Input →
◇ ◇ ◇ ◇ ◇ ◇ ◇

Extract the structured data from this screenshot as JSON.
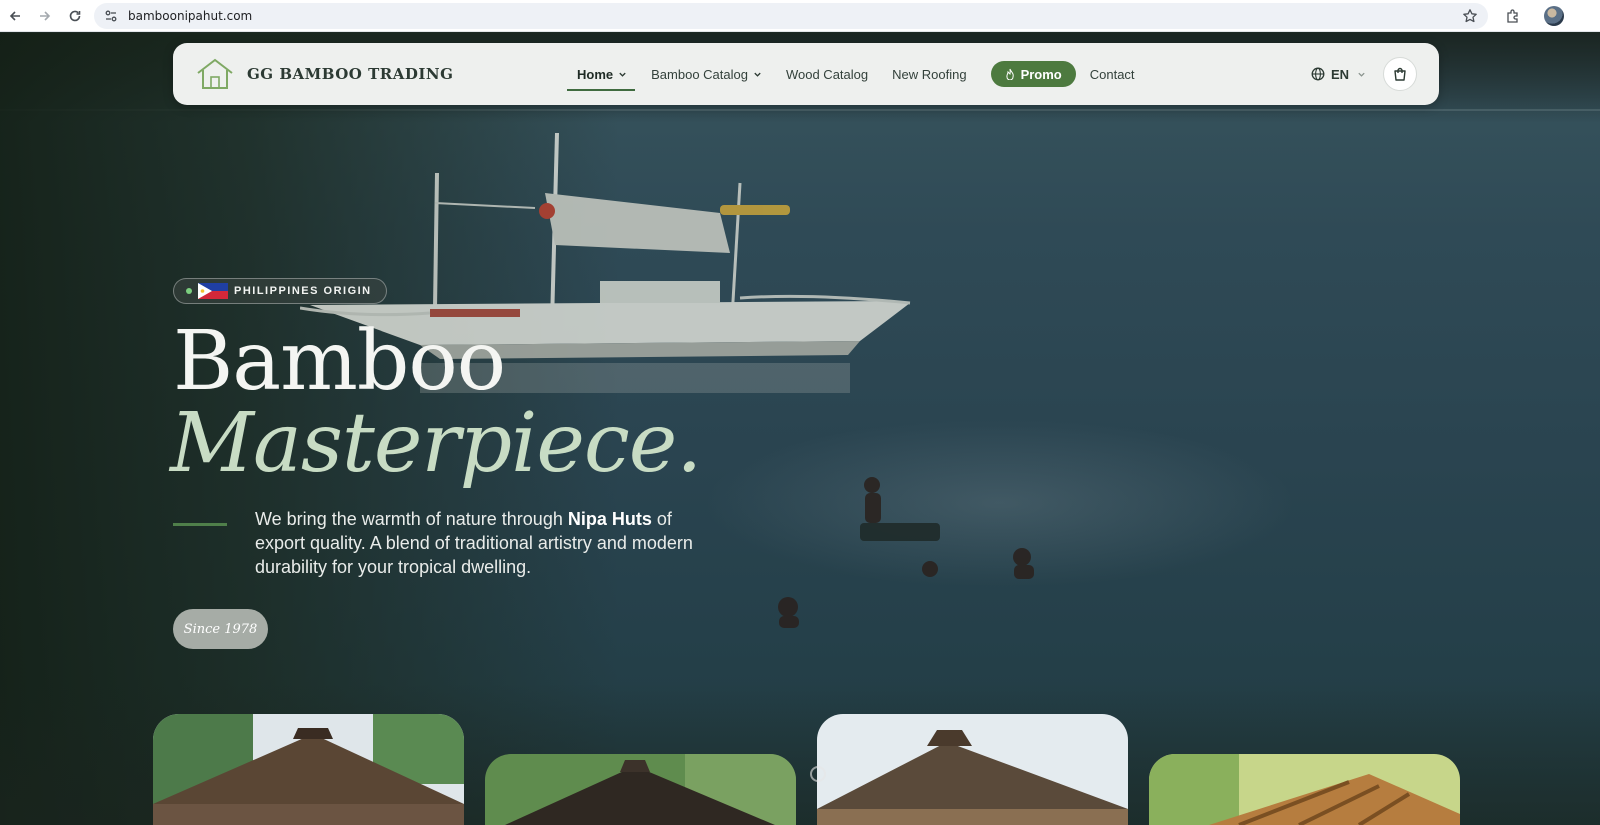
{
  "browser": {
    "url": "bamboonipahut.com"
  },
  "navbar": {
    "brand": "GG BAMBOO TRADING",
    "items": [
      {
        "label": "Home",
        "active": true,
        "has_dropdown": true
      },
      {
        "label": "Bamboo Catalog",
        "active": false,
        "has_dropdown": true
      },
      {
        "label": "Wood Catalog",
        "active": false,
        "has_dropdown": false
      },
      {
        "label": "New Roofing",
        "active": false,
        "has_dropdown": false
      },
      {
        "label": "Contact",
        "active": false,
        "has_dropdown": false
      }
    ],
    "promo_label": "Promo",
    "language": "EN",
    "icons": [
      "house-logo-icon",
      "chevron-down-icon",
      "fire-icon",
      "globe-icon",
      "shopping-bag-icon"
    ]
  },
  "hero": {
    "badge": "PHILIPPINES ORIGIN",
    "title_line1": "Bamboo",
    "title_line2": "Masterpiece.",
    "description_pre": "We bring the warmth of nature through ",
    "description_bold": "Nipa Huts",
    "description_post": " of export quality. A blend of traditional artistry and modern durability for your tropical dwelling.",
    "since_label": "Since 1978"
  },
  "colors": {
    "accent_green": "#4d7a3f",
    "title_italic": "#c8dcc4",
    "navbar_bg": "#eef0ee"
  }
}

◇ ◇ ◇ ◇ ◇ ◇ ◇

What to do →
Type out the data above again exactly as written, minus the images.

Exercise response →
Extract the structured data from this screenshot as JSON.
{
  "browser": {
    "url": "bamboonipahut.com"
  },
  "navbar": {
    "brand": "GG BAMBOO TRADING",
    "items": [
      {
        "label": "Home",
        "active": true,
        "has_dropdown": true
      },
      {
        "label": "Bamboo Catalog",
        "active": false,
        "has_dropdown": true
      },
      {
        "label": "Wood Catalog",
        "active": false,
        "has_dropdown": false
      },
      {
        "label": "New Roofing",
        "active": false,
        "has_dropdown": false
      },
      {
        "label": "Contact",
        "active": false,
        "has_dropdown": false
      }
    ],
    "promo_label": "Promo",
    "language": "EN",
    "icons": [
      "house-logo-icon",
      "chevron-down-icon",
      "fire-icon",
      "globe-icon",
      "shopping-bag-icon"
    ]
  },
  "hero": {
    "badge": "PHILIPPINES ORIGIN",
    "title_line1": "Bamboo",
    "title_line2": "Masterpiece.",
    "description_pre": "We bring the warmth of nature through ",
    "description_bold": "Nipa Huts",
    "description_post": " of export quality. A blend of traditional artistry and modern durability for your tropical dwelling.",
    "since_label": "Since 1978"
  },
  "colors": {
    "accent_green": "#4d7a3f",
    "title_italic": "#c8dcc4",
    "navbar_bg": "#eef0ee"
  }
}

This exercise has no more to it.